Monday, December 24, 2007

Sound Unheard: 2007 in Music

When I started college, I decided that I was done with music. With buying it, anyway. All through high school, I worked downtown at city hall every day after the last bell, scanning maps of sewers. And all through high school, I spent almost every penny I made on CDs. After work, see, I'd walk past this record shop called Underground Sounds, and, well...you know the rest. On the bus home, I'd tear the plastic off and read the liner notes. In my closet, glassy cases clamored for space. When I left home, everything I didn't sell stayed behind. I just wanted to see if I could make do.

Two and a half years later, I'm here to report that it hasn't been easy. Mostly, I've just coasted on my high school favorites, watching with dismay as my iTunes collection becomes less and less relevant. I've bought a few songs, a few records, here and there. But I've really missed the blind excitement that came with ripping the plastic away and reading lyrics for future songs, sound unheard.

Fortunately, 2007 was the year when music made sense again, thanks to sites like last.fm, imeem, and emusic. Part of me still wishes I could spend dozens of dollars on plastic-wrapped CDs, but part of me is just astounded by how much music is out there to be had, and how easy it is to find it now.

After years of hearing murmurs about last.fm, I finally got on board this fall. And: wow! It didn't take long for me to realize that last.fm radio stations actually had better songs than my very own iTunes account. Last.fm introduced me to Bishop Allen, Voxtrot, and Someone Still Loves You Boris Yeltsin. Incidentally, last.fm also introduced me to the mesmerizing and self-indulgent nature of personalized music widgets. See album quilt below:








Imeem. Well. Let's just say the music companies have caved. Since illegal is apparently the new normal, they're scrambling to get teenagers and *cough* college students to accept a framework they control. By signing on to a platform that lets anybody stream any song for free on demand. Uh...thank you, record companies? Anyway, since imeem is advertising-supported, it's a little bit of a hassle to click around it. Because, you know, the more clicks it takes to get from place to place, the more advertisements you have to sit through to get there.

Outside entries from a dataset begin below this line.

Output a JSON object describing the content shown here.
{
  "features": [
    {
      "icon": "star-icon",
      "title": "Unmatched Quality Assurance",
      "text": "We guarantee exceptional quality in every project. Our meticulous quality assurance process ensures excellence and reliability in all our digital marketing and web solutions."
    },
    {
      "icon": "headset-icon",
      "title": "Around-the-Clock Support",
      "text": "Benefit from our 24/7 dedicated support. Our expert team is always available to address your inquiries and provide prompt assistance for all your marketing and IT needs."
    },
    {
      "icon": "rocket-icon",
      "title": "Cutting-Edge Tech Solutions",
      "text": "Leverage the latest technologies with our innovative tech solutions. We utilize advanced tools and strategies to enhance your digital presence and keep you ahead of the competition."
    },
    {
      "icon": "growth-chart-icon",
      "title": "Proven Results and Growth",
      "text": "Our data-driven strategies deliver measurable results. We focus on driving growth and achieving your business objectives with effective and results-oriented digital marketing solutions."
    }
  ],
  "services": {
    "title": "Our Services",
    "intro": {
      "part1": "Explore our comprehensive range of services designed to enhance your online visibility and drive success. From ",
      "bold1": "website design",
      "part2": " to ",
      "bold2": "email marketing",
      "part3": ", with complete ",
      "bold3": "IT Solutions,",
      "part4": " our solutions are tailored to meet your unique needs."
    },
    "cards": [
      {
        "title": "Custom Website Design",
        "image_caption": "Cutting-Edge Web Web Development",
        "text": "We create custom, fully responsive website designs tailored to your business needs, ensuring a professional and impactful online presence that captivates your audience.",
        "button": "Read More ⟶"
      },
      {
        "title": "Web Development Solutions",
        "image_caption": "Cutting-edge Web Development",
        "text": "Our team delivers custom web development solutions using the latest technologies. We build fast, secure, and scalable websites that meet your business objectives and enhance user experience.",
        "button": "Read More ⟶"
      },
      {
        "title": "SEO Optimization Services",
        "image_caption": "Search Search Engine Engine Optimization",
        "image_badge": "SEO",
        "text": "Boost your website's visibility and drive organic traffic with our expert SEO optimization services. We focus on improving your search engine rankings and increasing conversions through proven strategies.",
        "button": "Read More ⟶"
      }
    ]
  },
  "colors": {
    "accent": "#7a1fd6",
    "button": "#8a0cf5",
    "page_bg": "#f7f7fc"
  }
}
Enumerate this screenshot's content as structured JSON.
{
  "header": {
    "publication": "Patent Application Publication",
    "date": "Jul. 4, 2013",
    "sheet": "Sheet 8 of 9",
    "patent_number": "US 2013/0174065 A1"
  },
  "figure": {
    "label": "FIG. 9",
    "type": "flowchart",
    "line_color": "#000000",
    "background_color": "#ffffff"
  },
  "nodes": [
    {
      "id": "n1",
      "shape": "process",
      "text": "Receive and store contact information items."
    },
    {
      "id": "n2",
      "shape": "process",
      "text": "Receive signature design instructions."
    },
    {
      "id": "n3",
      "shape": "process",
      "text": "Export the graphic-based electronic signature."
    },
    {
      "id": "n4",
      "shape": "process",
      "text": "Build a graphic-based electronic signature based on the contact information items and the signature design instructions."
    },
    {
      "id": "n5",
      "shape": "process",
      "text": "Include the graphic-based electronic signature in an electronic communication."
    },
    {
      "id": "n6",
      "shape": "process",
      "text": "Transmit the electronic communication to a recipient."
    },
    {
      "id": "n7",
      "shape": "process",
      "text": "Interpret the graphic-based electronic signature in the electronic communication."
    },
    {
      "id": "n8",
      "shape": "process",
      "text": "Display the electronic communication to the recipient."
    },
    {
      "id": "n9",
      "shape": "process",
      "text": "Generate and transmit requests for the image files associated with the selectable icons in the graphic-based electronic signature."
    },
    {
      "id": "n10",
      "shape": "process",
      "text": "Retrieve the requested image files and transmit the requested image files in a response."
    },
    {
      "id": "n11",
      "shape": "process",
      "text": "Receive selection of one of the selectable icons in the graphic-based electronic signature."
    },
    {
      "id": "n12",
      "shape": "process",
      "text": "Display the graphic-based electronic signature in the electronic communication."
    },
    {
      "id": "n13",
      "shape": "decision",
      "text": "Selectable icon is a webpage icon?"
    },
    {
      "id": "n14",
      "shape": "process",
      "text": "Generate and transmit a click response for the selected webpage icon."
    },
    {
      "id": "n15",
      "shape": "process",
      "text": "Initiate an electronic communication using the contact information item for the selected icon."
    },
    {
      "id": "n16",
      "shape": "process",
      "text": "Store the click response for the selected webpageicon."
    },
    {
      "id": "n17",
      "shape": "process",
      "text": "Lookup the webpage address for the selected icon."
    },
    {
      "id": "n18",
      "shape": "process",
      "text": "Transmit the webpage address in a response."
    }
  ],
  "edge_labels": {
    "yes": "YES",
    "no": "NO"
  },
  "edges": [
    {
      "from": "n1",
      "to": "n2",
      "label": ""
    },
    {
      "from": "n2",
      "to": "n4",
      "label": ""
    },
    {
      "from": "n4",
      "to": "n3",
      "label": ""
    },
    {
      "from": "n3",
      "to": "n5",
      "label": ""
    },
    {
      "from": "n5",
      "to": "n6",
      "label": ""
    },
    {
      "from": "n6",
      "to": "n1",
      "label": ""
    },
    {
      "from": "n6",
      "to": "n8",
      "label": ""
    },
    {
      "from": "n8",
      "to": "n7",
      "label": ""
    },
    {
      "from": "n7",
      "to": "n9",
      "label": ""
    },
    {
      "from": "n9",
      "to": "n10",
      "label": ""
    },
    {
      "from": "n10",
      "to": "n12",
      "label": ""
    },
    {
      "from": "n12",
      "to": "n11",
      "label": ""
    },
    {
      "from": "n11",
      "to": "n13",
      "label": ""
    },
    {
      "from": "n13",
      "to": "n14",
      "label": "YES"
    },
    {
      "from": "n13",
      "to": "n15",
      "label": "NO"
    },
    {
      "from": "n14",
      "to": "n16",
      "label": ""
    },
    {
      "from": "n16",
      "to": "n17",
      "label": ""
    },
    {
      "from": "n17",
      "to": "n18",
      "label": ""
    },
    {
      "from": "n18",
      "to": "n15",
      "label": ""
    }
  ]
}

But it definitely delivers on the music front, and I've started using imeem to delve into bands that I find through last.fm.

Sidenote: I seem to remember actually paying for a little service called Rhapsody once upon a time, whose business model was scarily similar. Except instead of Free, it was Definitely Not Free. Hmm. Good luck, Rhapsody!

And emusic. I guess I signed up for emusic long, long ago, and then promptly forgot about it. Then a few days ago, I get a "please come back to us, we will give you 75 free songs!" message. Well! 75 free songs! Now that was a legitimately good offer. And wouldn't you know, it was an amazing feeling to cruise through the emusic site and recklessly click "Download All" on albums I'd never heard, take the plunge with songs I hadn't diligently researched, and seal the deal with songs I'd wistfully hoped would come up in my last.fm streams. On iTunes, even when I buy a song, the 99 cent barrier is enough to make me fret over how much utility I'll get per pop hook. Which is just ridiculous. And then there's the iTunes DRM, which I try just to not think about. On emusic, songs are DRM-free=awesome. Also? Instead of trying to measure utility per pop hook, I can actually just experience it. What a concept!

So now, here I am again. iTunes is full of songs I'll actually listen to. My head is full of music that I can't get out. And I'm full of excitement for this new year and the music it might bring. I'm so looking forward to the blind excitement of diving into my future, sound unheard.

2 comments:

Daniel said...

viva el blog! i know what you mean about giving up music; i did the same thing (although with a whole lot less thought behind it, i think). probably for the better, i think at least half of my music listening in high school was motivated by a desire to feel cooler/more indie than the people around me.

(and i love imeem... i'd heard of it, but never registered until now, and it's incredible!)

Annemarie said...

girl...

i can't wait to share with you all this stuff that patch put on my ipod. being less technologically savvy than you, I use the time-honored method of getting new music: having a much more knowledgeable friend foist 4-5 gigs of it on me. same as the old days, except much larger volume.